Moneytree CEO Dennis Bassford says he is frustrated by the resistance to your idea, which mimics the Colorado legislation which was praised by some of the specific exact same buyer supporters bashing the idea appropriate the following. An installment-loan this is certainly comparable wound up becoming outdone by professionals whenever you glance at the Washington Legislature 2 yrs ago.
Moneytree features branches in Colorado. Bassford statements he did not provide Colorado legislation in relation to have been enforced five years ago, but is here to see many consumers like the stretched-out installment financial loans, considered against short-term payday improvements where the balance this is certainly whole due in 2 to 3 months.
вЂњI realized in Colorado which our customers for instance the affordability, вЂќ he said with in a meeting, integrating the industry that is whole transfer to the installment design.
In Washington, meanwhile, Bassford states customers hate the payday-loan system in addition to its eight-loan limitation. In testimony up to a Senate committee recently, he blasted the restriction as вЂњpaternalistic rationingвЂќ and stated it is actually leading some clients to locate illegal loan providers which are online.
Financial institutions wounded
There’s absolutely no doubt Washington’s limiting legislation features damaged the organization of Moneytree along along with other cash advance providers.
Total payday improvements right the following have actually plummeted from more than $1.3 billion during 2009 to $331 million in 2013, the a 12 months ago which is why figures are available, based on the condition dept. Of finance establishments. Exactly how many shops that are payday-lending shrunk from 494 to 174 over that timeframe.
Professionals linked to the business say that is proof of success. They no actual longer hear limitless complaints from low-income customers caught in a cycle that is vicious taking out one loan to be in a previous one, plus in the finish collecting lots of money with debt.
вЂњBack then it absolutely was the вЂtrail of rips’ is strictly the thing I labeled as it, вЂќ stated Senate Minority commander Sharon Nelson, D-Maury Island, a backer this is certainly leading of 2009 legislation. вЂњWhy would we to be a state need to go on and produce another monetary responsibility pitfall? вЂќ

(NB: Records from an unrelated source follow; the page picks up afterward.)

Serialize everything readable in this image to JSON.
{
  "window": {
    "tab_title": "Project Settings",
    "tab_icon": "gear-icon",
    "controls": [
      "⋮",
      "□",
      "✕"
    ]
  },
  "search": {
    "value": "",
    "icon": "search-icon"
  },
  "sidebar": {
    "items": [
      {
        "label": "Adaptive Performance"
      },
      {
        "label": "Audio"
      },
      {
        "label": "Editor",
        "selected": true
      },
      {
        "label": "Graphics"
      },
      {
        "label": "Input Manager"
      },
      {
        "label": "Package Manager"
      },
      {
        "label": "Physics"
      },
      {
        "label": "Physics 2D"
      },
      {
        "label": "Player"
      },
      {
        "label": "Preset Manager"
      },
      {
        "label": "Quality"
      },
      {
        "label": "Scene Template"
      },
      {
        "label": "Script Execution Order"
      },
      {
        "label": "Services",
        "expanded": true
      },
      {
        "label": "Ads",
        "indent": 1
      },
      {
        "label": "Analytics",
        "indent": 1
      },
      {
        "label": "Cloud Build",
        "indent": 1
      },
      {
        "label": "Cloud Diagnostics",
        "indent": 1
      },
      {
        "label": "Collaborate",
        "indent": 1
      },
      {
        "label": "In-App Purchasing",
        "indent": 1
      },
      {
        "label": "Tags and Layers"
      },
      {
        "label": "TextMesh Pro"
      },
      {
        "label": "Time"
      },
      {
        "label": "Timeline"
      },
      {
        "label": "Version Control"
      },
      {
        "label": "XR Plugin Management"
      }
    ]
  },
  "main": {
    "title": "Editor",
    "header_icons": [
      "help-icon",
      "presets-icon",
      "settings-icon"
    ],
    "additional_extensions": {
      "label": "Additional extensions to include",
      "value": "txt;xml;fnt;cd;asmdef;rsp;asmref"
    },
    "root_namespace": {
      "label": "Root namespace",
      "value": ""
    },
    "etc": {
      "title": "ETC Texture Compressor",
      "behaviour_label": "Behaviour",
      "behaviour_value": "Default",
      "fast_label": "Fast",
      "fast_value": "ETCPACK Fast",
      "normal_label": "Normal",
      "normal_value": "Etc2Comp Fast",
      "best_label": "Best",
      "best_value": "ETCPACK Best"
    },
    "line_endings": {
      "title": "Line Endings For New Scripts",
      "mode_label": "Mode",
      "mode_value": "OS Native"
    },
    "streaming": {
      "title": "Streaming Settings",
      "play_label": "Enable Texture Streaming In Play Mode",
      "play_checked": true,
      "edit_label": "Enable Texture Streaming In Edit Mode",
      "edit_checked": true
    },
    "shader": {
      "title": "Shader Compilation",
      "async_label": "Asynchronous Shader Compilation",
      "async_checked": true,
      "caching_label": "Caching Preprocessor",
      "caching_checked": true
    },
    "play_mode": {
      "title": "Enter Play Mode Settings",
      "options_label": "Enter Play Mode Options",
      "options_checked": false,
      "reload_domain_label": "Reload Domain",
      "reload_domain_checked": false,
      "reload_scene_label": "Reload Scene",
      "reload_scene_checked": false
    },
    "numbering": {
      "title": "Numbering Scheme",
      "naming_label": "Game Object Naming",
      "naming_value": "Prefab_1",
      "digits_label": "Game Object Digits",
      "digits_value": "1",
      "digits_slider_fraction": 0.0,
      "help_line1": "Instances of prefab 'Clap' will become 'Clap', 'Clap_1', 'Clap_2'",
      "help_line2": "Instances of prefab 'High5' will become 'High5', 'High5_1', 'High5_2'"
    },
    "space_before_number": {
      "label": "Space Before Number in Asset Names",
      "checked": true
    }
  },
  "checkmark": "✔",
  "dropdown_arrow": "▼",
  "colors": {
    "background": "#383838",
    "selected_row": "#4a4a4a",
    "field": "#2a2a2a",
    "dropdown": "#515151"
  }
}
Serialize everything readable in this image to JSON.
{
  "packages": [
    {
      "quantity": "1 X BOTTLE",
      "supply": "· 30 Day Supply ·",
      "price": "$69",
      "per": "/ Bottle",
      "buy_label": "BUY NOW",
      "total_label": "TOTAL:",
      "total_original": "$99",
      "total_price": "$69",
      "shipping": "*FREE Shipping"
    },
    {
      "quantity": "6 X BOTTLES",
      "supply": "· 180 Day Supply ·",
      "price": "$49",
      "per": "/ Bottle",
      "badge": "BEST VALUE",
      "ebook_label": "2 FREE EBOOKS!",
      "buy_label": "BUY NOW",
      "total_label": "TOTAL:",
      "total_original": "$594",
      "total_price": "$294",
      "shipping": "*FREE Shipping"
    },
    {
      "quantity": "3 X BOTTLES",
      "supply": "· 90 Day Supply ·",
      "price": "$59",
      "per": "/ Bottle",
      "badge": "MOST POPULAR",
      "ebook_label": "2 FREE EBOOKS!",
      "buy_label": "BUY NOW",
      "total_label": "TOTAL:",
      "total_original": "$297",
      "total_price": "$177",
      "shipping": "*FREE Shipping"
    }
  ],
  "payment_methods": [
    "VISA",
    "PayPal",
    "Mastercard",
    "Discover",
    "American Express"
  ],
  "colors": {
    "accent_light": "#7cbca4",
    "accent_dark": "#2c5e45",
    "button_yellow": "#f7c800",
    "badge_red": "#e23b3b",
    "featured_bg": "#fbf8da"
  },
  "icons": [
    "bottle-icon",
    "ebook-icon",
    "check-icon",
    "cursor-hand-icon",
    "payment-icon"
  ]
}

This morning, condition lawyer General Bob Ferguson turned out up contrary to the proposition in a full page to legislators, saying Washington’s payday-lending system includes vital safeguards for consumers вЂњand does not have to be overhauled. вЂќ
The installment-loan proposals in Washington likewise have now been compared by nationwide consumer-advocacy groups, just like the Pew Charitable Trusts.